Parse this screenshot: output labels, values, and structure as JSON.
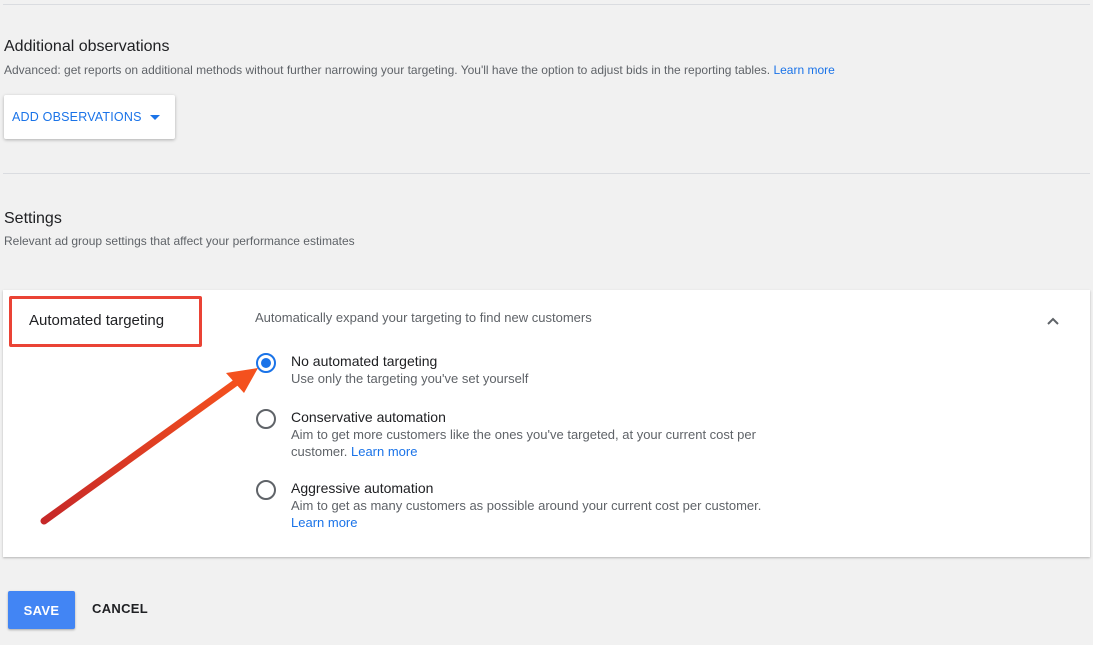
{
  "observations": {
    "title": "Additional observations",
    "description": "Advanced: get reports on additional methods without further narrowing your targeting. You'll have the option to adjust bids in the reporting tables.",
    "learn_more": "Learn more",
    "add_button_label": "ADD OBSERVATIONS"
  },
  "settings": {
    "title": "Settings",
    "description": "Relevant ad group settings that affect your performance estimates"
  },
  "targeting": {
    "label": "Automated targeting",
    "summary": "Automatically expand your targeting to find new customers",
    "selected_option": "No automated targeting",
    "options": [
      {
        "title": "No automated targeting",
        "description": "Use only the targeting you've set yourself",
        "learn_more": "",
        "checked": true
      },
      {
        "title": "Conservative automation",
        "description": "Aim to get more customers like the ones you've targeted, at your current cost per customer.",
        "learn_more": "Learn more",
        "checked": false
      },
      {
        "title": "Aggressive automation",
        "description": "Aim to get as many customers as possible around your current cost per customer.",
        "learn_more": "Learn more",
        "checked": false
      }
    ]
  },
  "actions": {
    "save_label": "SAVE",
    "cancel_label": "CANCEL"
  },
  "colors": {
    "accent": "#1a73e8",
    "save_button": "#4285f4",
    "annotation": "#ea4335"
  },
  "icons": {
    "dropdown": "caret-down-icon",
    "collapse": "chevron-up-icon",
    "annotation_arrow": "annotation-arrow"
  }
}
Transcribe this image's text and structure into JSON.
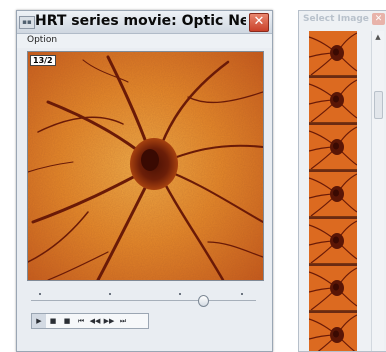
{
  "main_window": {
    "title": "HRT series movie:  Optic Nerve...",
    "close_glyph": "✕",
    "menu_option": "Option",
    "frame_label": "13/2",
    "slider_position_fraction": 0.78
  },
  "transport": {
    "buttons": [
      {
        "name": "play",
        "glyph": "▶"
      },
      {
        "name": "pause",
        "glyph": "■"
      },
      {
        "name": "stop",
        "glyph": "■"
      },
      {
        "name": "first",
        "glyph": "⏮"
      },
      {
        "name": "rewind",
        "glyph": "◀◀"
      },
      {
        "name": "forward",
        "glyph": "▶▶"
      },
      {
        "name": "last",
        "glyph": "⏭"
      }
    ]
  },
  "side_window": {
    "title": "Select Image",
    "close_glyph": "✕",
    "thumbnail_count": 7
  },
  "colors": {
    "fundus_bright": "#f6a83a",
    "fundus_mid": "#d9661b",
    "fundus_dark": "#5a1606",
    "vessel": "#6a1a07",
    "close_red": "#c9412a"
  }
}
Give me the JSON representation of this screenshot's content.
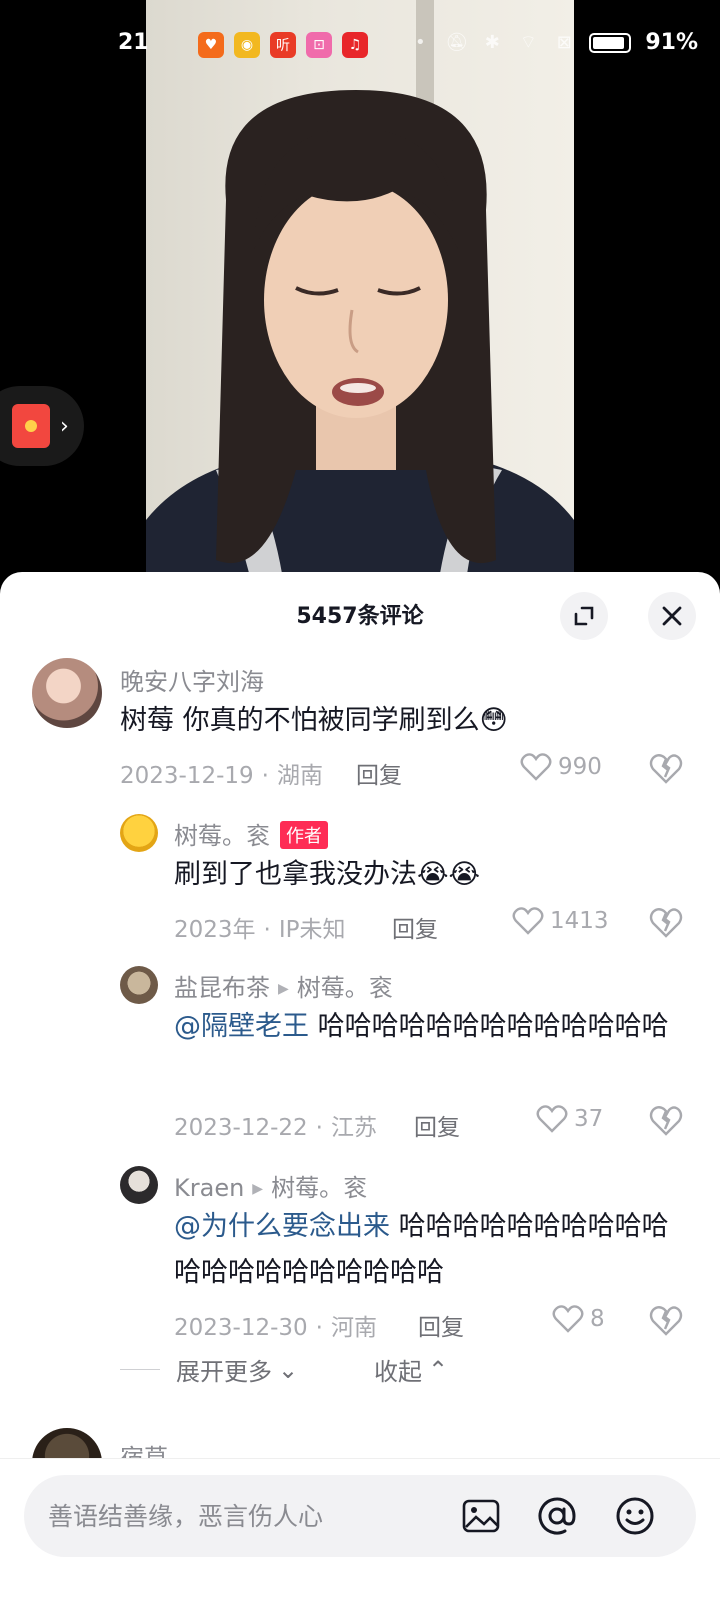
{
  "status_bar": {
    "time": "21",
    "battery_level": 0.91,
    "battery_text": "91%",
    "notification_icons": [
      {
        "name": "app-orange-icon",
        "color": "#f46b1b",
        "glyph": "♥"
      },
      {
        "name": "weibo-icon",
        "color": "#f2b820",
        "glyph": "◉"
      },
      {
        "name": "ximalaya-icon",
        "color": "#e93b26",
        "glyph": "听"
      },
      {
        "name": "bilibili-icon",
        "color": "#f06bab",
        "glyph": "⊡"
      },
      {
        "name": "music-icon",
        "color": "#e8262a",
        "glyph": "♫"
      }
    ]
  },
  "sheet": {
    "comment_count": "5457条评论"
  },
  "comments": [
    {
      "user": "晚安八字刘海",
      "text": "树莓 你真的不怕被同学刷到么😳",
      "date": "2023-12-19",
      "location": "湖南",
      "reply": "回复",
      "likes": "990"
    },
    {
      "user": "树莓。衮",
      "tag": "作者",
      "text": "刷到了也拿我没办法😭😭",
      "date": "2023年",
      "location": "IP未知",
      "reply": "回复",
      "likes": "1413"
    },
    {
      "user": "盐昆布茶",
      "reply_to": "树莓。衮",
      "mention": "@隔壁老王",
      "text": " 哈哈哈哈哈哈哈哈哈哈哈哈哈",
      "date": "2023-12-22",
      "location": "江苏",
      "reply": "回复",
      "likes": "37"
    },
    {
      "user": "Kraen",
      "reply_to": "树莓。衮",
      "mention": "@为什么要念出来",
      "text": " 哈哈哈哈哈哈哈哈哈哈哈哈哈哈哈哈哈哈哈哈",
      "date": "2023-12-30",
      "location": "河南",
      "reply": "回复",
      "likes": "8"
    }
  ],
  "expand": {
    "more": "展开更多",
    "collapse": "收起"
  },
  "next_comment": {
    "user": "宿草"
  },
  "input": {
    "placeholder": "善语结善缘，恶言伤人心"
  }
}
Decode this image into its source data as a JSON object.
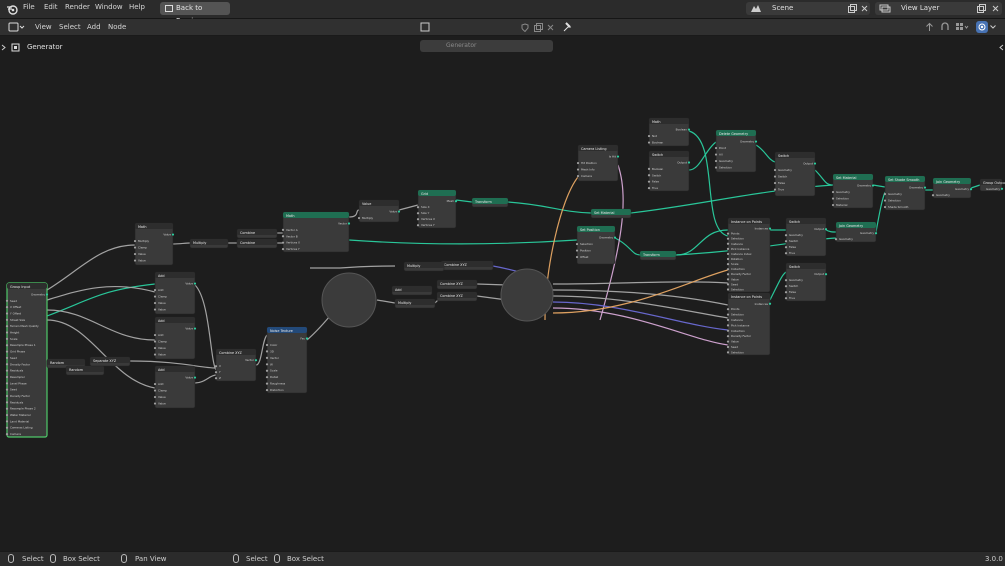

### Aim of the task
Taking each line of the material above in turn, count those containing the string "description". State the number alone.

### Expected answer
5